**What to produce**. The records follow. Copy them exactly, but omit the pictures.

**Material supplied**.
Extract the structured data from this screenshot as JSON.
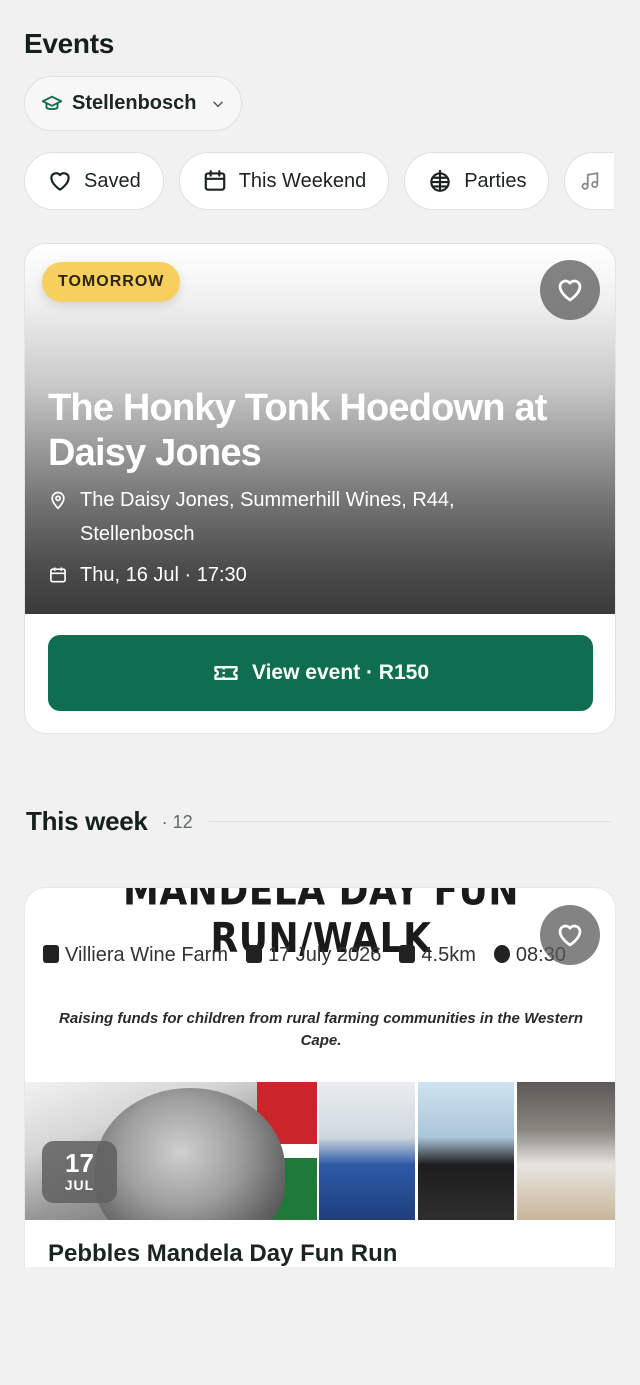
{
  "header": {
    "title": "Events"
  },
  "campus": {
    "label": "Stellenbosch"
  },
  "filters": [
    {
      "label": "Saved",
      "icon": "heart-icon"
    },
    {
      "label": "This Weekend",
      "icon": "calendar-icon"
    },
    {
      "label": "Parties",
      "icon": "disco-ball-icon"
    },
    {
      "label": "",
      "icon": "music-note-icon"
    }
  ],
  "featured": {
    "badge": "TOMORROW",
    "title": "The Honky Tonk Hoedown at Daisy Jones",
    "location": "The Daisy Jones, Summerhill Wines, R44, Stellenbosch",
    "datetime": "Thu, 16 Jul · 17:30",
    "cta": "View event · R150"
  },
  "this_week": {
    "title": "This week",
    "count": "· 12"
  },
  "card": {
    "poster_heading": "MANDELA DAY FUN RUN/WALK",
    "poster_venue": "Villiera Wine Farm",
    "poster_date": "17 July 2026",
    "poster_distance": "4.5km",
    "poster_time": "08:30",
    "poster_tagline": "Raising funds for children from rural farming communities in the Western Cape.",
    "date_day": "17",
    "date_month": "JUL",
    "name": "Pebbles Mandela Day Fun Run"
  },
  "colors": {
    "accent_green": "#0e6e4f",
    "badge_yellow": "#f7cf5e",
    "background": "#f0f1f0"
  }
}
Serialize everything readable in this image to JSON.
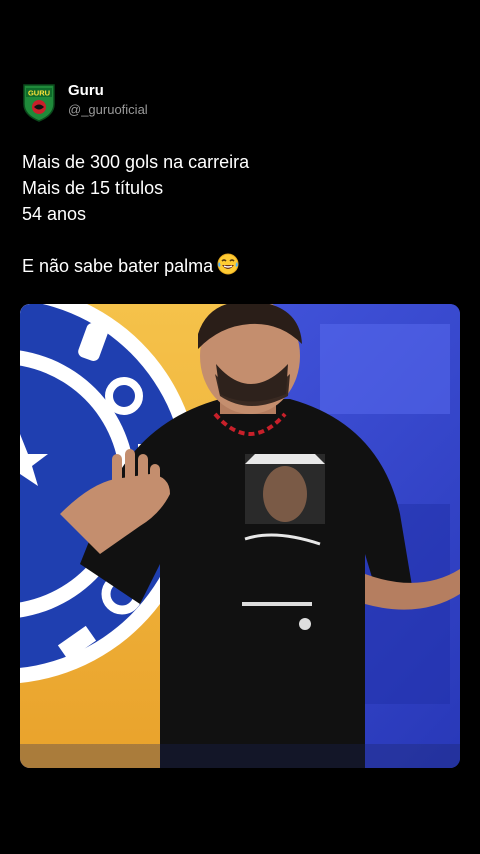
{
  "author": {
    "display_name": "Guru",
    "handle": "@_guruoficial",
    "avatar_icon": "guru-shield-logo",
    "avatar_text": "GURU"
  },
  "tweet": {
    "lines": [
      "Mais de 300 gols na carreira",
      "Mais de 15 títulos",
      "54 anos"
    ],
    "last_line": "E não sabe bater palma",
    "emoji_icon": "laughing-tears-emoji"
  },
  "media": {
    "type": "video-frame",
    "description_icon": "man-gesturing-image",
    "colors": {
      "background_left": "#f2b53a",
      "background_right": "#3c4fd8",
      "crest_blue": "#1f3fb0",
      "shirt": "#111111"
    }
  }
}
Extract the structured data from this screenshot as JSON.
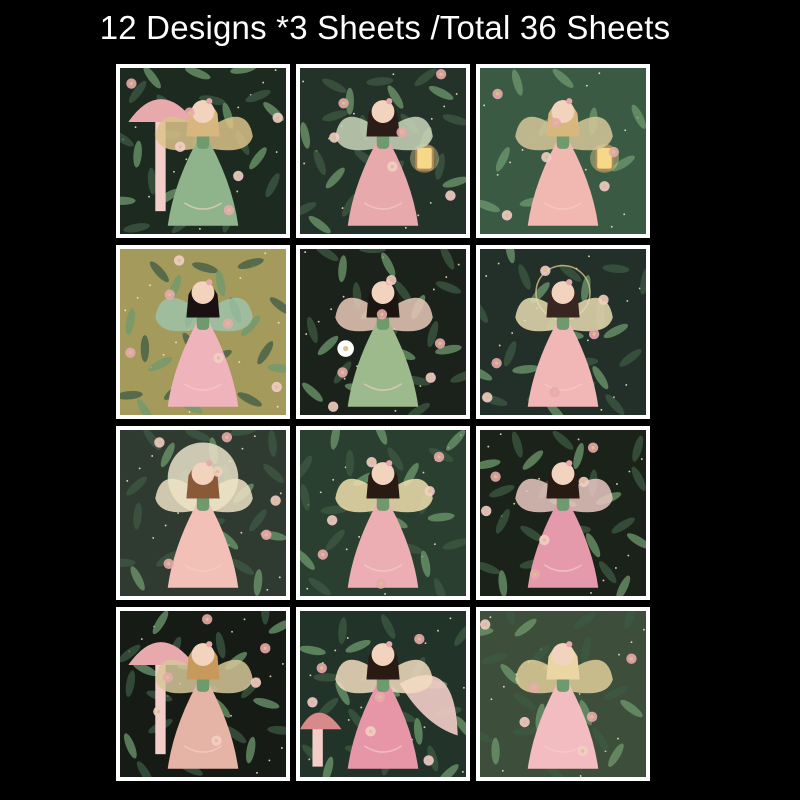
{
  "title": "12 Designs *3 Sheets /Total 36 Sheets",
  "palette": {
    "background": "#000000",
    "frame": "#ffffff",
    "forest_dark": "#1f2a22",
    "forest_mid": "#3d5a43",
    "leaf": "#6f9a6e",
    "pink": "#e8a9ac",
    "pink_light": "#f3cdc8",
    "gold": "#d9c38a",
    "skin": "#f2d3bd",
    "hair_dark": "#2c1c18",
    "hair_light": "#d8b77f"
  },
  "designs": [
    {
      "scene": "mushroom-fairy",
      "bg": "#1c2a20",
      "dress": "#8fb48c",
      "hair": "#d8b77f",
      "wing": "#d9c38a",
      "prop": "mushroom"
    },
    {
      "scene": "lantern-fairy",
      "bg": "#24332a",
      "dress": "#e8a9ac",
      "hair": "#2c1c18",
      "wing": "#c9d5b9",
      "prop": "lantern"
    },
    {
      "scene": "lantern-fairy-light",
      "bg": "#3b5a44",
      "dress": "#f0b8b0",
      "hair": "#d8b77f",
      "wing": "#d6c79a",
      "prop": "lantern"
    },
    {
      "scene": "gold-garden-fairy",
      "bg": "#a39a5c",
      "dress": "#efb3bb",
      "hair": "#1a1212",
      "wing": "#9fc3a8",
      "prop": "none"
    },
    {
      "scene": "portrait-fairy",
      "bg": "#1b221b",
      "dress": "#9cba8c",
      "hair": "#1d1512",
      "wing": "#e7c9b8",
      "prop": "flowers"
    },
    {
      "scene": "halo-fairy",
      "bg": "#23302a",
      "dress": "#f1b6b6",
      "hair": "#3a2620",
      "wing": "#e8dcb0",
      "prop": "halo"
    },
    {
      "scene": "moon-fairy",
      "bg": "#2f3b31",
      "dress": "#f2c0b6",
      "hair": "#8a5a38",
      "wing": "#ece2c4",
      "prop": "moon"
    },
    {
      "scene": "leaf-fairy",
      "bg": "#2a3f30",
      "dress": "#ecaeb2",
      "hair": "#2a1a14",
      "wing": "#f0dfae",
      "prop": "none"
    },
    {
      "scene": "ruffle-fairy",
      "bg": "#1a2219",
      "dress": "#e49aab",
      "hair": "#2a1a14",
      "wing": "#eac8c2",
      "prop": "none"
    },
    {
      "scene": "mushroom-fairy-night",
      "bg": "#161b15",
      "dress": "#e6b4a6",
      "hair": "#c79a5c",
      "wing": "#d6c79a",
      "prop": "mushroom"
    },
    {
      "scene": "shell-fairy",
      "bg": "#22342a",
      "dress": "#e796a8",
      "hair": "#2a1a14",
      "wing": "#f2ddc0",
      "prop": "shell"
    },
    {
      "scene": "blonde-fairy",
      "bg": "#3d4e3a",
      "dress": "#f3bcc0",
      "hair": "#ead5a3",
      "wing": "#dfcf9b",
      "prop": "none"
    }
  ]
}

**Expected answer**.
Extract the structured data from this screenshot as JSON.
{
  "header": {
    "title": "Events"
  },
  "campus": {
    "label": "Stellenbosch"
  },
  "filters": [
    {
      "label": "Saved",
      "icon": "heart-icon"
    },
    {
      "label": "This Weekend",
      "icon": "calendar-icon"
    },
    {
      "label": "Parties",
      "icon": "disco-ball-icon"
    },
    {
      "label": "",
      "icon": "music-note-icon"
    }
  ],
  "featured": {
    "badge": "TOMORROW",
    "title": "The Honky Tonk Hoedown at Daisy Jones",
    "location": "The Daisy Jones, Summerhill Wines, R44, Stellenbosch",
    "datetime": "Thu, 16 Jul · 17:30",
    "cta": "View event · R150"
  },
  "this_week": {
    "title": "This week",
    "count": "· 12"
  },
  "card": {
    "poster_heading": "MANDELA DAY FUN RUN/WALK",
    "poster_venue": "Villiera Wine Farm",
    "poster_date": "17 July 2026",
    "poster_distance": "4.5km",
    "poster_time": "08:30",
    "poster_tagline": "Raising funds for children from rural farming communities in the Western Cape.",
    "date_day": "17",
    "date_month": "JUL",
    "name": "Pebbles Mandela Day Fun Run"
  },
  "colors": {
    "accent_green": "#0e6e4f",
    "badge_yellow": "#f7cf5e",
    "background": "#f0f1f0"
  }
}
Serialize everything readable in this image to JSON.
{
  "author": {
    "display_name": "Guru",
    "handle": "@_guruoficial",
    "avatar_icon": "guru-shield-logo",
    "avatar_text": "GURU"
  },
  "tweet": {
    "lines": [
      "Mais de 300 gols na carreira",
      "Mais de 15 títulos",
      "54 anos"
    ],
    "last_line": "E não sabe bater palma",
    "emoji_icon": "laughing-tears-emoji"
  },
  "media": {
    "type": "video-frame",
    "description_icon": "man-gesturing-image",
    "colors": {
      "background_left": "#f2b53a",
      "background_right": "#3c4fd8",
      "crest_blue": "#1f3fb0",
      "shirt": "#111111"
    }
  }
}
Extract the structured data from this screenshot as JSON.
{
  "title": "12 Designs *3 Sheets /Total 36 Sheets",
  "palette": {
    "background": "#000000",
    "frame": "#ffffff",
    "forest_dark": "#1f2a22",
    "forest_mid": "#3d5a43",
    "leaf": "#6f9a6e",
    "pink": "#e8a9ac",
    "pink_light": "#f3cdc8",
    "gold": "#d9c38a",
    "skin": "#f2d3bd",
    "hair_dark": "#2c1c18",
    "hair_light": "#d8b77f"
  },
  "designs": [
    {
      "scene": "mushroom-fairy",
      "bg": "#1c2a20",
      "dress": "#8fb48c",
      "hair": "#d8b77f",
      "wing": "#d9c38a",
      "prop": "mushroom"
    },
    {
      "scene": "lantern-fairy",
      "bg": "#24332a",
      "dress": "#e8a9ac",
      "hair": "#2c1c18",
      "wing": "#c9d5b9",
      "prop": "lantern"
    },
    {
      "scene": "lantern-fairy-light",
      "bg": "#3b5a44",
      "dress": "#f0b8b0",
      "hair": "#d8b77f",
      "wing": "#d6c79a",
      "prop": "lantern"
    },
    {
      "scene": "gold-garden-fairy",
      "bg": "#a39a5c",
      "dress": "#efb3bb",
      "hair": "#1a1212",
      "wing": "#9fc3a8",
      "prop": "none"
    },
    {
      "scene": "portrait-fairy",
      "bg": "#1b221b",
      "dress": "#9cba8c",
      "hair": "#1d1512",
      "wing": "#e7c9b8",
      "prop": "flowers"
    },
    {
      "scene": "halo-fairy",
      "bg": "#23302a",
      "dress": "#f1b6b6",
      "hair": "#3a2620",
      "wing": "#e8dcb0",
      "prop": "halo"
    },
    {
      "scene": "moon-fairy",
      "bg": "#2f3b31",
      "dress": "#f2c0b6",
      "hair": "#8a5a38",
      "wing": "#ece2c4",
      "prop": "moon"
    },
    {
      "scene": "leaf-fairy",
      "bg": "#2a3f30",
      "dress": "#ecaeb2",
      "hair": "#2a1a14",
      "wing": "#f0dfae",
      "prop": "none"
    },
    {
      "scene": "ruffle-fairy",
      "bg": "#1a2219",
      "dress": "#e49aab",
      "hair": "#2a1a14",
      "wing": "#eac8c2",
      "prop": "none"
    },
    {
      "scene": "mushroom-fairy-night",
      "bg": "#161b15",
      "dress": "#e6b4a6",
      "hair": "#c79a5c",
      "wing": "#d6c79a",
      "prop": "mushroom"
    },
    {
      "scene": "shell-fairy",
      "bg": "#22342a",
      "dress": "#e796a8",
      "hair": "#2a1a14",
      "wing": "#f2ddc0",
      "prop": "shell"
    },
    {
      "scene": "blonde-fairy",
      "bg": "#3d4e3a",
      "dress": "#f3bcc0",
      "hair": "#ead5a3",
      "wing": "#dfcf9b",
      "prop": "none"
    }
  ]
}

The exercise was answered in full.